An 18-year rivalry will play out its next gripping chapter at Roland Garros as Andy Murray and Novak Djokovic eye up a French Open final in which milestones galore will be on the line.
Will Murray become the first British man to lift the French Open trophy in more than eight decades?
Or will Djokovic have enough energy left in the tank after playing four days in succession at the rain-ravaged claycourt grand slam to become the first man since Rod Laver almost 50 years to hold all four majors at once?
What is certain though, is that the Musketeers’ Cup will have a new name engraved on it come Sunday – weather permitting – after Djokovic pulled rank on a player he described as “a leader of a new generation” to reach his fourth Paris final in five years.
The world No.1’s 6-2 6-1 6-4 win over Austrian tyro Dominic Thiem on Friday had to be staged on the secondary Court Suzanne Lenglen after a week of rain derailed the tournament’s usual schedule.
That left Murray and defending champion Wawrinka to grab Centre Court billing and while the Swiss conjured some blazing backhands to whip the noisy crowd into a frenzy, the winners were rare as he surrendered his Roland Garros crown with a 6-4 6-2 4-6 6-2 defeat by the British second seed.
“I knew today if I wanted to win I was going to have to play one of my best claycourt matches.

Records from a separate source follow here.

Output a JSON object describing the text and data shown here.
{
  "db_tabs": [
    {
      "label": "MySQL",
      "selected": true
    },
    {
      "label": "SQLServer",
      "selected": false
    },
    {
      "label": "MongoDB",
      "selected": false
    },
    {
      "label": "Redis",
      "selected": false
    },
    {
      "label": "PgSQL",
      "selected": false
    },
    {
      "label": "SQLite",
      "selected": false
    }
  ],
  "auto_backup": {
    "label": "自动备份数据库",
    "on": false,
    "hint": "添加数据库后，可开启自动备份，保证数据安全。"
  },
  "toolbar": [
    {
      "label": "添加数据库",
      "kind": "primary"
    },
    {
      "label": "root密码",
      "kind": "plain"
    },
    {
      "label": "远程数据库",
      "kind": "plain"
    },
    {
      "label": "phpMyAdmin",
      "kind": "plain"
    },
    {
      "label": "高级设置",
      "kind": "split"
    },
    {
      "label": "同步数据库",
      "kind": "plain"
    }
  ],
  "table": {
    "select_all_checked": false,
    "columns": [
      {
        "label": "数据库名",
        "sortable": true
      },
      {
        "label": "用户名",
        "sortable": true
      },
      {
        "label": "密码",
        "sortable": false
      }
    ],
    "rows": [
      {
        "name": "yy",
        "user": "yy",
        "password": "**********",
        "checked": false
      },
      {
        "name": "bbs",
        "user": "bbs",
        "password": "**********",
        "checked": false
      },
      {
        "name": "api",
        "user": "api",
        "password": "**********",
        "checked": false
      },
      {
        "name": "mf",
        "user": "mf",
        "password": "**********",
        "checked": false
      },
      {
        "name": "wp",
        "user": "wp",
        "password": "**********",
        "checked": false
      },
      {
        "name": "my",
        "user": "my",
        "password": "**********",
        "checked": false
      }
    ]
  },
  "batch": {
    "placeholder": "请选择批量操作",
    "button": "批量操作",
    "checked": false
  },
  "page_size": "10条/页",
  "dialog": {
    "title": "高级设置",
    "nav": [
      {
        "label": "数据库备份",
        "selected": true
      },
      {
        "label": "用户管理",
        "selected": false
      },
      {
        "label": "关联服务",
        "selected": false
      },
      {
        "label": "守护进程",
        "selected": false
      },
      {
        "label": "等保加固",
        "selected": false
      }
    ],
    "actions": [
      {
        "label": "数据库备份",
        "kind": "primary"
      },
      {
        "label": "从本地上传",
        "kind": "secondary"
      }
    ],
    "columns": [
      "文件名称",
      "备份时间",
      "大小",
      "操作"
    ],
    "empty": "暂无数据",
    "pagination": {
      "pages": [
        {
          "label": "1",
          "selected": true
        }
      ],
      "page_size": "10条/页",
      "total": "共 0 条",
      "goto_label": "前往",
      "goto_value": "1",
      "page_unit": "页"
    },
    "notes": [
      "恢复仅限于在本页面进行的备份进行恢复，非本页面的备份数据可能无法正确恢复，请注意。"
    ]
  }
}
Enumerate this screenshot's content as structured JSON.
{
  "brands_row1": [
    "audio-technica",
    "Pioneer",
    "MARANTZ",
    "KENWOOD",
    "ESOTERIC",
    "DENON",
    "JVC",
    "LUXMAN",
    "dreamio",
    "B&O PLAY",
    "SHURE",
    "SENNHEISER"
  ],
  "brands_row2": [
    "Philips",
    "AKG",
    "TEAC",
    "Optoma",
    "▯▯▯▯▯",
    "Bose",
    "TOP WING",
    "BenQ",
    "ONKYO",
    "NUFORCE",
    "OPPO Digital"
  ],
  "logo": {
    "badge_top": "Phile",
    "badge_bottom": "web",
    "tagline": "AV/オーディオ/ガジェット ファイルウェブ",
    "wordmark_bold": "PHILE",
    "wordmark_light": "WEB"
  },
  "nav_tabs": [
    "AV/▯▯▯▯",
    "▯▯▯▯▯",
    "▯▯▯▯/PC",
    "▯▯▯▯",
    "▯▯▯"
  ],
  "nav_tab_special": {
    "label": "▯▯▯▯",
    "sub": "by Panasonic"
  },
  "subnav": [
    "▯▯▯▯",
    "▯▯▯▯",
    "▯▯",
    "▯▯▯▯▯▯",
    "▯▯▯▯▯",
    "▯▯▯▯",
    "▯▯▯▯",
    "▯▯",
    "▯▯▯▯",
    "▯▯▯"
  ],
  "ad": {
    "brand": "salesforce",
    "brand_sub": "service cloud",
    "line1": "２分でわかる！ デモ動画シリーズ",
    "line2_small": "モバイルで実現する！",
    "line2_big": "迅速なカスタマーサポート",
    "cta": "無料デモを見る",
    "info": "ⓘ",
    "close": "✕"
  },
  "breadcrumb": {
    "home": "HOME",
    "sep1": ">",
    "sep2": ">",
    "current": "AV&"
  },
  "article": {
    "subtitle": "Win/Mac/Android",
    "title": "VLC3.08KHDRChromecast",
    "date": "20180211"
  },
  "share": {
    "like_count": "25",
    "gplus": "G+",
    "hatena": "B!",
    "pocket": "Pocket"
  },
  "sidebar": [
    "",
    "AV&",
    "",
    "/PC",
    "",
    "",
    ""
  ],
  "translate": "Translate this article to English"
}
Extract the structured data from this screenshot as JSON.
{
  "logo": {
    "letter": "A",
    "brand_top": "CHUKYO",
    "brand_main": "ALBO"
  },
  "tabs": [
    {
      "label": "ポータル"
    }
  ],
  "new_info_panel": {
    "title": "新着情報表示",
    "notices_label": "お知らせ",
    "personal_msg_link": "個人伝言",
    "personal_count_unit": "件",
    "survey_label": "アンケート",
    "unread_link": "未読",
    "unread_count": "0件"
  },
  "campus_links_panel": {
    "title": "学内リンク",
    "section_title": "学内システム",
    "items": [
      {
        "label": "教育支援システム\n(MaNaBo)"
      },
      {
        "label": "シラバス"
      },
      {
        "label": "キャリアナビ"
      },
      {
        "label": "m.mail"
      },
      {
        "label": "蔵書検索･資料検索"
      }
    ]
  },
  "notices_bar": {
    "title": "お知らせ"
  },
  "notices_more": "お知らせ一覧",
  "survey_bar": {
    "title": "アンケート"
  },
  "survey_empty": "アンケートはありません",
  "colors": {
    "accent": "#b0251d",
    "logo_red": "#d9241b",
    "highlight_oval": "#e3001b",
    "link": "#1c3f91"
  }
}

Stan was playing better every match,” an emotional Murray, who became the first British man to reach the Paris showpiece since Bunny Austin in 1937, told the crowd with a quivering voice.
“I am extremely proud. I never expected to reach the final here, I always struggled on the clay. I played one of my best claycourt matches today… I hope I can put on a good match on Sunday.”
Djokovic is on the precipice of history once again at the French Open, reaching the final for the fourth time in five years at the only major tournament he hasn’t won.
On court for the fourth straight day at rain-logged Roland Garros, Djokovic raced through his semi-final with a 6-2 6-1 6-4 victory over No.13 Dominic Thiem of Austria.
“Best performance of the tournament,” declared Djokovic, an 11-time major champion.
Djokovic is 0-3 in title matches at the French Open, losing to Rafael Nadal in 2012 and 2014, then Wawrinka in 2015, each time in four sets.
Back in 2012, Djokovic also was on a 27-match winning streak at Grand Slam tournaments, just as he is entering Sunday.
Succeed in making it 28 this time, and he will have pulled off a perfect run through the past four majors.